          Possibly a disregarded entity. Classification of a TFSA involves further steps. (1) A non-trust’s classification is determined by reference to the number of members: with two or more members, it is a partnership or a corporation; otherwise it is an association that is taxable as a corporation or is a disregarded entity. The term member is not defined, but it generally means owner. A TFSA has one member; jointly held TFSAs are not allowed. Thus, a TFSA is a corporation or is a disregarded entity for US tax purposes. (2) If an entity meets any of seven definitions of a corporation, it is automatically treated as a corporation: a TFSA meets none of these definitions. (3) A TFSA, which is organized under Canadian law, is a foreign entity because it is not domestic. (4) If an entity does not meet one of the set definitions of a corporation, it is an eligible entity and the owner may elect that it be classified as a corporation or a disregarded entity for US tax purposes. (5) In the absence of an election, the default classification of a foreign eligible entity that has one member is as an association if that member has limited liability, and the entity is disregarded if that member does not have limited liability (that is, the member is personally liable for any of the entity’s debts even if he/she is indemnified for therefor). Because a TFSA owner is not insulated from any personal liability generated by assets held in the TFSA that lead to a cause of action, a TFSA by default is classified as a foreign disregarded entity for US tax purposes. A US person who has an interest in a foreign disregarded entity must file form 8858 every year.
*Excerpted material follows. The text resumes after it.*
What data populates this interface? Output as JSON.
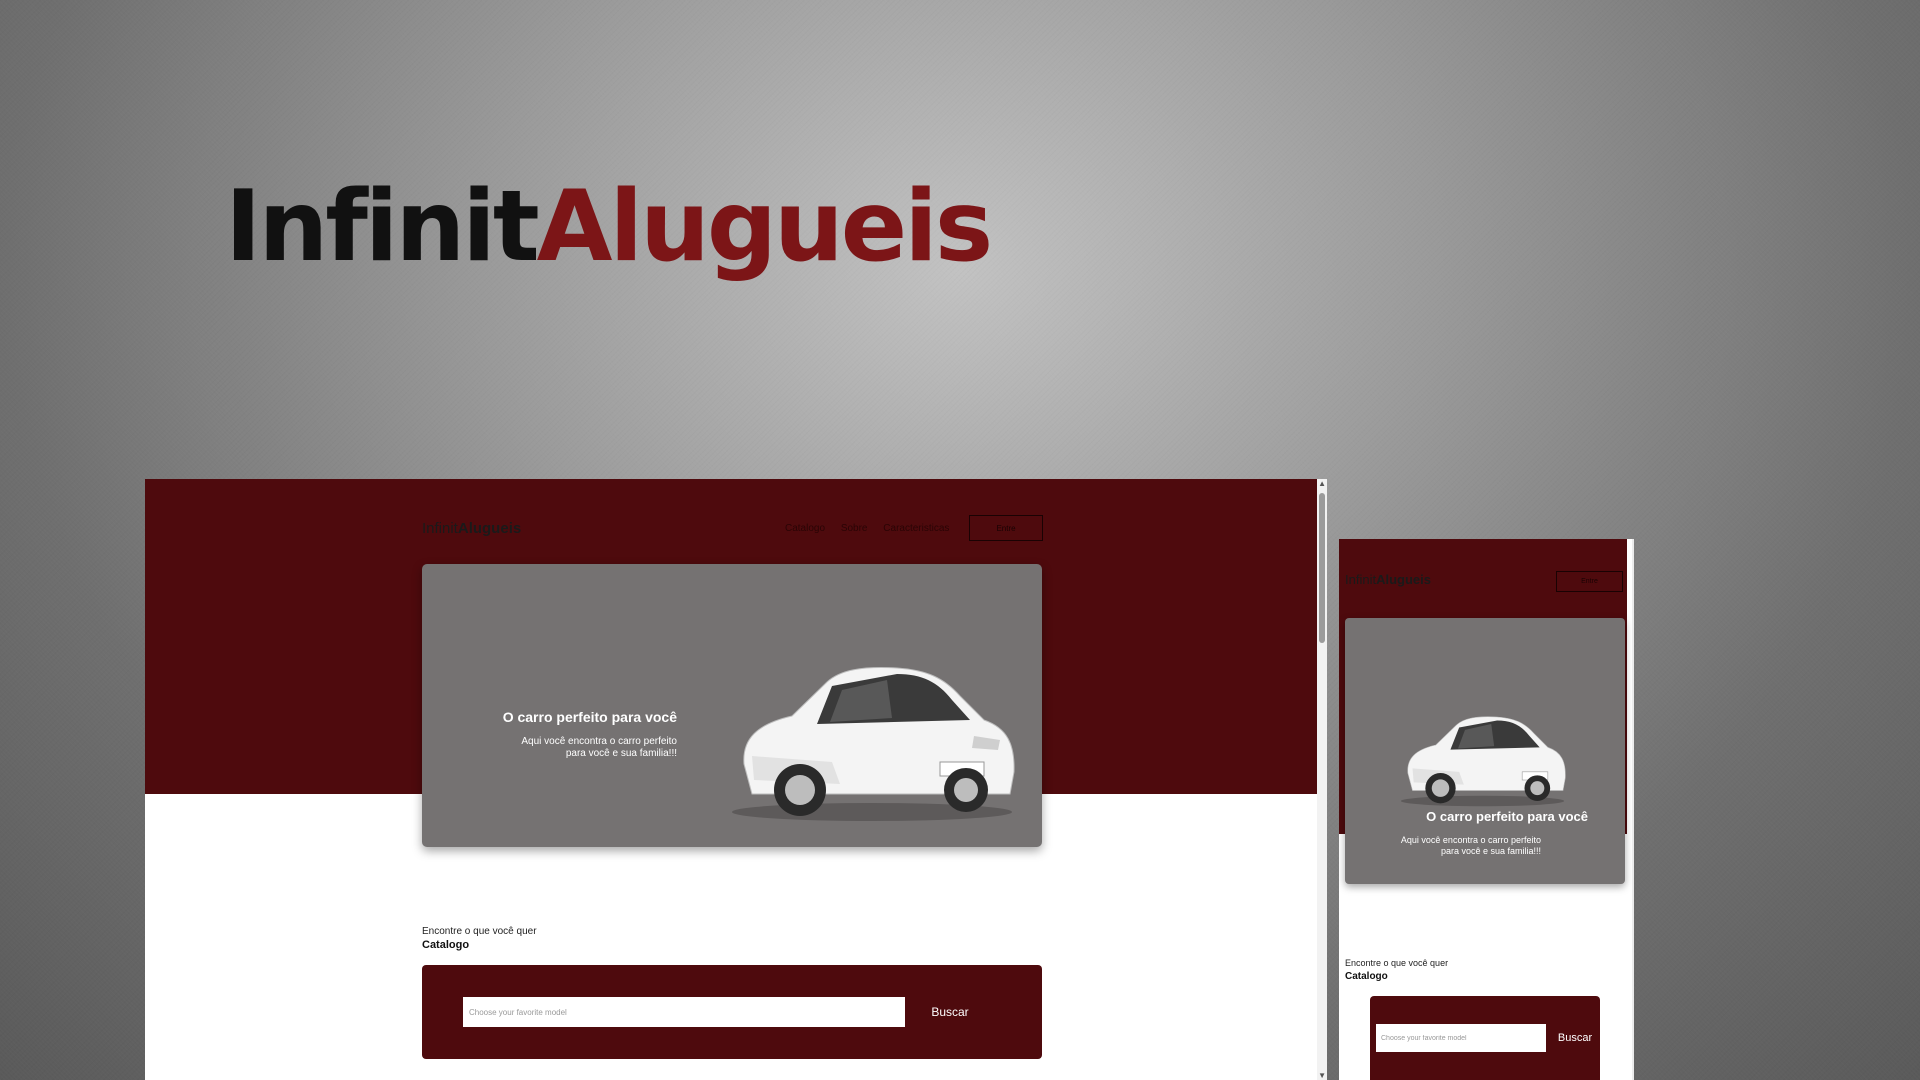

          In summary, the precise classification of a TFSA is not certain, but a TFSA is not a foreign trust because it is not an entity separate from its owner; thus the entity classification rules do not apply and no special reporting of the TFSA is required. Even if the entity classification rules apply, the default classification of a TFSA is as a disregarded entity for US tax purposes and a form 8858 must be filed annually. It is hoped that the IRS will clarify the issue once and for all.

          In the interim, the safest option for a US citizen in Canada may be to file form 8858 annually. Alternatively, a taxpayer may write to the IRS, describe the nature of a TFSA, and request reporting guidance. Although the IRS has not yet replied to any such requests, this disclosure is simpler than a full form 8858 and may make the taxpayer compliant with his or her obligations.